A final decision on the Irish border cannot be made until Britain and the European Union have agreed a trade deal, Liam Fox said on Sunday (26 November).

Speaking on Sky News's Sunday with Niall Paterson, the Secretary of State for International Trade said there needed to be clarity over the future trading relationships between Britain and the EU before the debate over the Irish border could be settled.

"We have always had exceptions for Ireland, whether it's in our voting rights, our rights of residence in the UK, we have always accepted a certain asymmetry and that will have to be part of whatever agreement we come to with the European Union," he said.

"But we can't come to a final answer to the Irish question until we get an idea of the end state.

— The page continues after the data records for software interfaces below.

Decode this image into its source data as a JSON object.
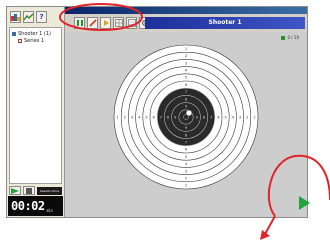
{
  "window": {
    "title": "Shooter 1"
  },
  "left_toolbar": {
    "icons": [
      "group-icon",
      "chart-icon",
      "help-icon"
    ]
  },
  "tree": {
    "items": [
      {
        "label": "Shooter 1 (1)",
        "icon": "shooter-icon"
      },
      {
        "label": "Series 1",
        "icon": "series-icon"
      }
    ]
  },
  "left_bottom": {
    "session_text": "Session time",
    "timer": "00:02",
    "timer_unit": "min"
  },
  "main_toolbar": {
    "tools": [
      "target-view-icon",
      "pencil-icon",
      "arrow-icon",
      "grid-icon",
      "table-icon",
      "settings-icon"
    ],
    "shooter_label": "Shooter 1"
  },
  "target": {
    "ring_numbers": [
      "1",
      "2",
      "3",
      "4",
      "5",
      "6",
      "7",
      "8",
      "9",
      "10"
    ],
    "shot_count": "0 / 10"
  },
  "colors": {
    "accent_green": "#1fa53a",
    "title_blue": "#2a3fb0",
    "annotation_red": "#e0242a",
    "target_black": "#2a2a2a"
  }
}
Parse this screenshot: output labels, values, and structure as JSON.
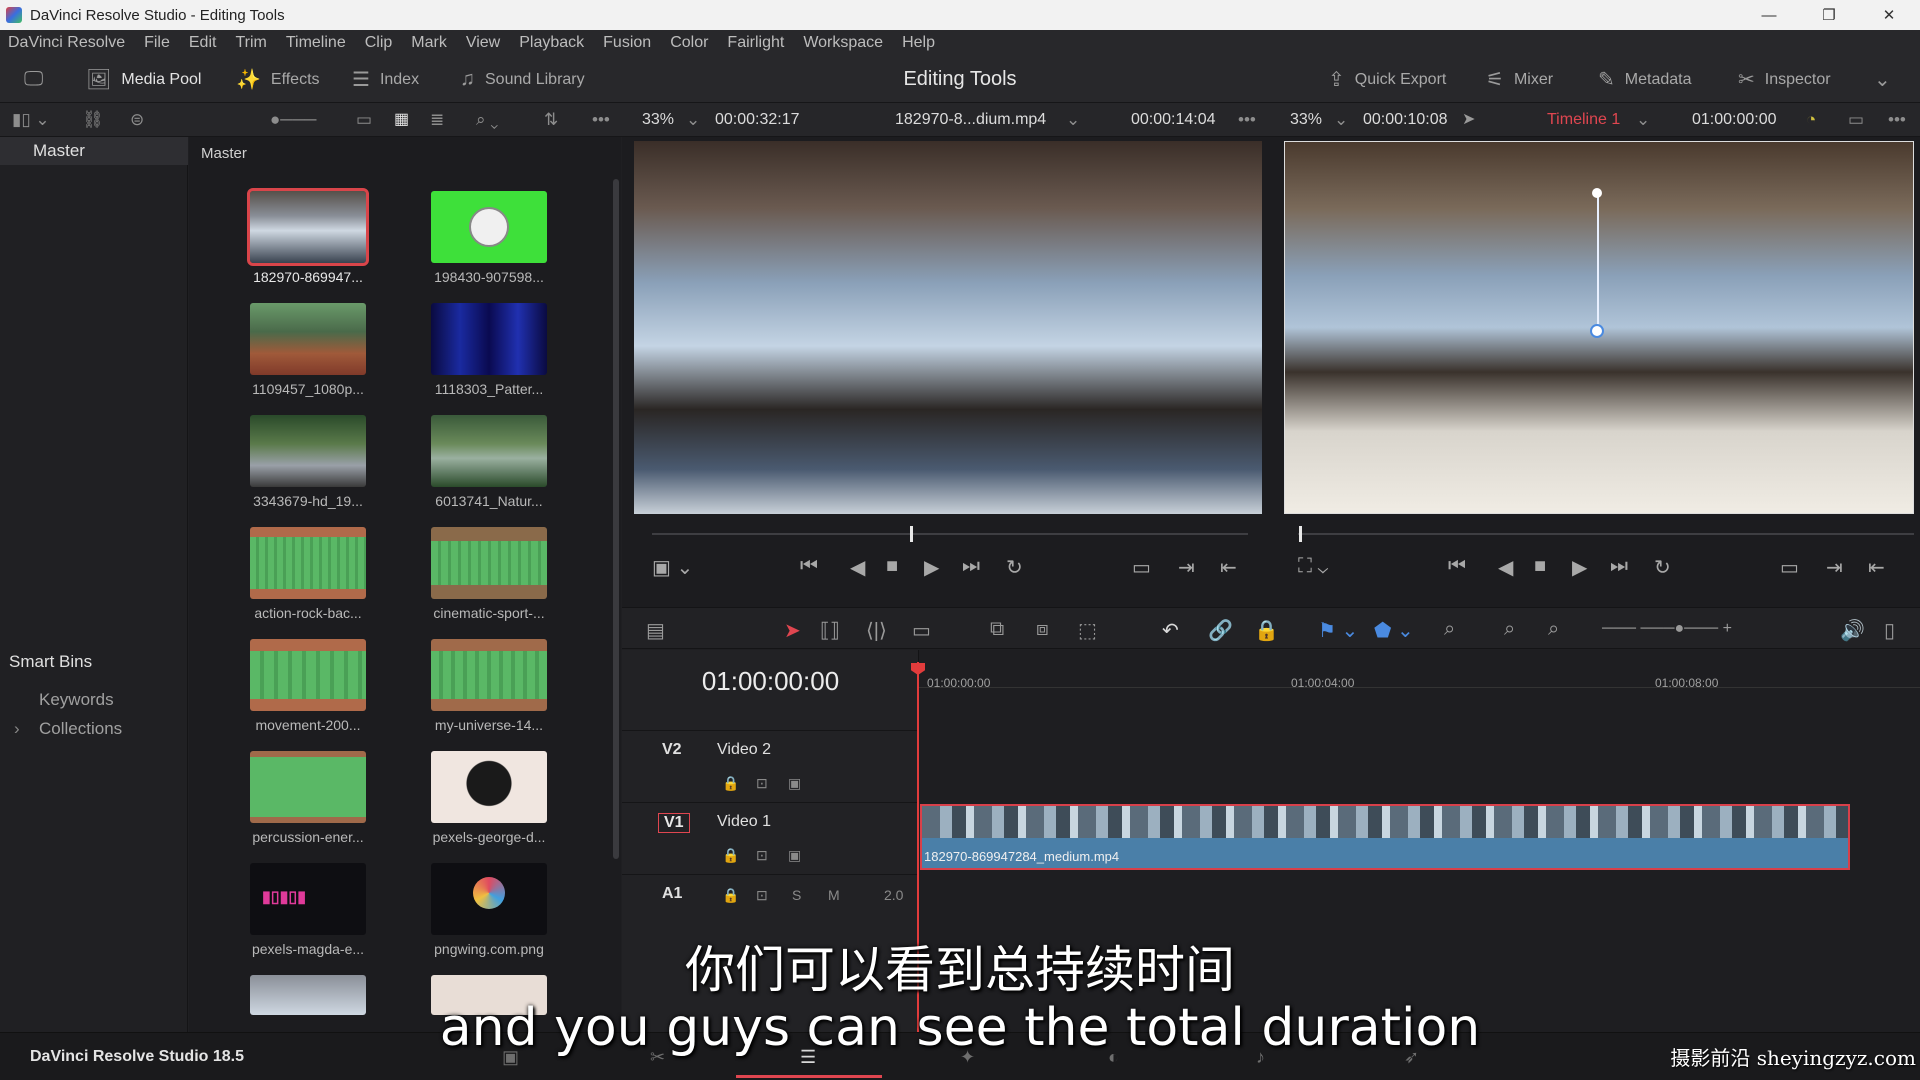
{
  "window": {
    "title": "DaVinci Resolve Studio - Editing Tools"
  },
  "menu": [
    "DaVinci Resolve",
    "File",
    "Edit",
    "Trim",
    "Timeline",
    "Clip",
    "Mark",
    "View",
    "Playback",
    "Fusion",
    "Color",
    "Fairlight",
    "Workspace",
    "Help"
  ],
  "toolbar": {
    "media_pool": "Media Pool",
    "effects": "Effects",
    "index": "Index",
    "sound_library": "Sound Library",
    "page_title": "Editing Tools",
    "quick_export": "Quick Export",
    "mixer": "Mixer",
    "metadata": "Metadata",
    "inspector": "Inspector"
  },
  "source_viewer": {
    "zoom": "33%",
    "duration": "00:00:32:17",
    "clip_name": "182970-8...dium.mp4",
    "timecode": "00:00:14:04"
  },
  "timeline_viewer": {
    "zoom": "33%",
    "duration": "00:00:10:08",
    "timeline_name": "Timeline 1",
    "timecode": "01:00:00:00"
  },
  "bins": {
    "master": "Master",
    "smart_bins": "Smart Bins",
    "keywords": "Keywords",
    "collections": "Collections"
  },
  "pool": {
    "header": "Master",
    "clips": [
      {
        "name": "182970-869947...",
        "kind": "video-water",
        "selected": true
      },
      {
        "name": "198430-907598...",
        "kind": "clock-green"
      },
      {
        "name": "1109457_1080p...",
        "kind": "video-court"
      },
      {
        "name": "1118303_Patter...",
        "kind": "video-blue"
      },
      {
        "name": "3343679-hd_19...",
        "kind": "video-forest"
      },
      {
        "name": "6013741_Natur...",
        "kind": "video-nature"
      },
      {
        "name": "action-rock-bac...",
        "kind": "audio"
      },
      {
        "name": "cinematic-sport-...",
        "kind": "audio"
      },
      {
        "name": "movement-200...",
        "kind": "audio"
      },
      {
        "name": "my-universe-14...",
        "kind": "audio"
      },
      {
        "name": "percussion-ener...",
        "kind": "audio"
      },
      {
        "name": "pexels-george-d...",
        "kind": "image-flowers"
      },
      {
        "name": "pexels-magda-e...",
        "kind": "image-text"
      },
      {
        "name": "pngwing.com.png",
        "kind": "image-logo"
      }
    ]
  },
  "timeline": {
    "current_tc": "01:00:00:00",
    "ruler": [
      "01:00:00:00",
      "01:00:04:00",
      "01:00:08:00"
    ],
    "tracks": [
      {
        "id": "V2",
        "name": "Video 2"
      },
      {
        "id": "V1",
        "name": "Video 1"
      },
      {
        "id": "A1",
        "name": "",
        "level": "2.0"
      }
    ],
    "clip_name": "182970-869947284_medium.mp4"
  },
  "bottom": {
    "brand": "DaVinci Resolve Studio 18.5"
  },
  "subtitles": {
    "zh": "你们可以看到总持续时间",
    "en": "and you guys can see the total duration"
  },
  "watermark": "摄影前沿 sheyingzyz.com",
  "colors": {
    "accent_red": "#d9454a",
    "clip_blue": "#4a7fa8",
    "audio_green": "#5ab866"
  }
}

"And until we get into discussions with the EU on the end state that will be very difficult, so the quicker that we can do that the better, and we are still in a position where the EU doesn't want to do that."

Fox's stance is in stark contrast with the EU's, as Brussels has previously insisted the issue of the Irish border needs to be addressed before formal talks can resume at a summit next month.

The Irish government is understood to be deeply unsatisfied with the options put forward so far to prevent a hard border between the Republic and Northern Ireland from being installed. Dublin believes the only feasible way to do so is to keep Northern Ireland within the customs union, an option Fox appeared to categorically rule out on Sunday.

"We don't want there to be a hard border, but the UK is going to be leaving the customs union and the single market," he said.

Leo Varadkar, the Irish prime minister has demanded a written guarantee that the hard border between the two counties will not be restored once the UK leaves the EU and Phil Hogan, Ireland's EU commissioner, reiterated Dublin will "continue to play tough to the end" over its threat to veto trade talks without border guarantees.

"If the UK or Northern Ireland remained in the EU customs union, or better still the single market, there would be no border issue," he was quoted as saying by The Observer.

"That's a very simple fact. I continue to be amazed at the blind faith that some in London place in theoretical future free trade agreements."

Meanwhile, John McDonnell, the shadow chancellor, expressed concerns at Fox's comments, hinting they could put negotiations between Britain and the EU in jeopardy.

"The one thing that we don't want to do is jeopardise any movement quickly, because we need movement to enable us to get into the proper trade negotiations," he told ITV's Peston on Sunday. "So I'm hoping that isn't a Downing Street-sanctioned statement that's he's made."